"Strangest Dinosaurs Ever" Yield Clues to Dino Growth
for National Geographic News
(An artist's rendering depicts Suzhousaurus megatherioides, a new species of dinosaur recently discovered in northwestern China.
The bizarre-looking animal belonged to a group of dinosaurs called therizinosaurs that lived in both Asia and North America. The newfound specimen suggests that the dinosaurs attained their large size in Asia long before their North American counterparts did.
Illustration by Mark A. Klingler, Carnegie Museum of Natural History)
October 5, 2007
An extraordinarily bizarre-looking species of dinosaur has been discovered in China's Gobi desert that could unlock clues as to how an unusual family of vegetarian dinos evolved, scientists say.
The newfound species belonged to a group of large dinosaurs called therizinosaurs, relatives of meat-eating theropods like Tyrannosaurus rex.
"These are without doubt some of the strangest dinosaurs ever found," said Matt Lamanna, a paleontologist at the Carnegie Museum of Natural History in Pittsburgh, Pennsylvania.
"They looked kind of like a gigantic plucked turkey."
The earliest known therizinosaurs date to 125 million years ago and have been found in eastern China and western North America.
Scientists are unsure where these dinosaurs evolved first, but they likely migrated between the continents on land bridges that periodically appeared millions of years ago.
The new specimen dates to about 115 million years ago and is the oldest large therizinosaur known.
The earliest large therizinosaur known from North America is Nothronychus, which dates to about 90 million years ago.
Named Suzhousaurus megatherioides, the new Gobi dino was about 22 feet (6.7 meters) long, 7 feet (2.1 meters) tall at the hips, and weighed between 1 and 2 tons.
The new fossil, discovered in 2002 but named only now, indicates that Asian therizinosaurs reached their large size before their North American counterparts did.
"It suggests that regardless of which continent they originated in, [therizinosaurs] got big in Asia before they got big in North America," Lamanna said.
(Read related story: "'Missing Link' Dinosaur Discovered in Montana" [October 2, 2007].)
Lamanna and his colleagues describe Suzhousaurus megatherioides , which means "giant sloth-like lizard from Suzhou," in the current issue of the Chinese journal Acta Geologica Sinica.
Adapted for Plants
Therizinosaurs had long necks, small heads, wide bodies, and unusually short tails.

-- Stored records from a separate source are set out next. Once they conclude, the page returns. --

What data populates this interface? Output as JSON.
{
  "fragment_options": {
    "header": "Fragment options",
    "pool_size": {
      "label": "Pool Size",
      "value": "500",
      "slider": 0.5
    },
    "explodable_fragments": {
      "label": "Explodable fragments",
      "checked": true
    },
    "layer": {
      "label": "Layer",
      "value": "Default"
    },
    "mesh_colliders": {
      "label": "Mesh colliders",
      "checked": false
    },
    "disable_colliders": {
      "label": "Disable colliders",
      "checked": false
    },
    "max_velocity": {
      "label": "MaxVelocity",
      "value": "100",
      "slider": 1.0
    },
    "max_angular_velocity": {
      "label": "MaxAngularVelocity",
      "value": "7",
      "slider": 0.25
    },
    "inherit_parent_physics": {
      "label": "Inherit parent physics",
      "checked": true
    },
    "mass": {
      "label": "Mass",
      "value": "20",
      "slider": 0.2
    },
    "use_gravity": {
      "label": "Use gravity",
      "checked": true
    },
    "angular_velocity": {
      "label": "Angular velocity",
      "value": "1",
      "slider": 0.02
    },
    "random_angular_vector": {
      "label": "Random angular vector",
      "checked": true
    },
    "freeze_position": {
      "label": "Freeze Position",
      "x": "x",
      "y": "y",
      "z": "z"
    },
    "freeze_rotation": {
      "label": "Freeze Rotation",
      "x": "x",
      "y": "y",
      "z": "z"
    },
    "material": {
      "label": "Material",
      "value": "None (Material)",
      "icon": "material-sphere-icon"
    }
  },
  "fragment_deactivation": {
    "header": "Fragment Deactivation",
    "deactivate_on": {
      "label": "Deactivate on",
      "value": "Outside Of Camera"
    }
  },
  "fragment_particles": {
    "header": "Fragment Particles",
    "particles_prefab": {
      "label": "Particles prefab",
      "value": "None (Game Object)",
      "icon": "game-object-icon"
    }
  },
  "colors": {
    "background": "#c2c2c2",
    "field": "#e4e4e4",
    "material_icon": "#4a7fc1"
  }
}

They also had large and powerful forelimbs that were tipped with three sharp claws, Lamanna said.
However, unlike most other theropods, which were meat-eaters, therizinosaurs were vegetarians.
"They've adapted to eating plants full time, and as a result their bodies became modified in very, very unusual ways compared to other theropods," Lamanna said.
He added that the claws were most likely used to fend off predators and may also have played a role in pulling tree branches toward their mouths, as in their namesake giant ground sloths.
Within ten million years of therizinosaurs' first appearance, they began to grow large, perhaps for protection or to better digest more plant food.
"We're not sure, but it does tell us that [this group] attained large size very rapidly after they first appeared," Lamanna said.
The Gobi at the time of Suzhousaurus was more lush than it is today, noted study co-author Kenneth Lacovara, a geologist at Drexel University in Philadelphia.
Conifer and fern trees with underbrush of low-lying ferns likely filled a semi-arid landscape dotted with calm lakes that periodically dried up, according to his analysis of the sedimentary deposits.
Despite the periodic dry spells, Lacovara noted the environment contained enough vegetation to support the relatively large Suzhousaurus.
"In order to support a breeding population of animals that weigh as much as a sack of cows, you need an especially productive environment at the level of photosynthesis," he said.
"So it was obviously lush enough to keep these guys in business."
I think I saw that on a menu once!
(I still don't buy that the dinosaurs were feathered... )
Not all were.
But these ones probably were. Because of their close relationship with dinosaurs that we have fossel fethers of.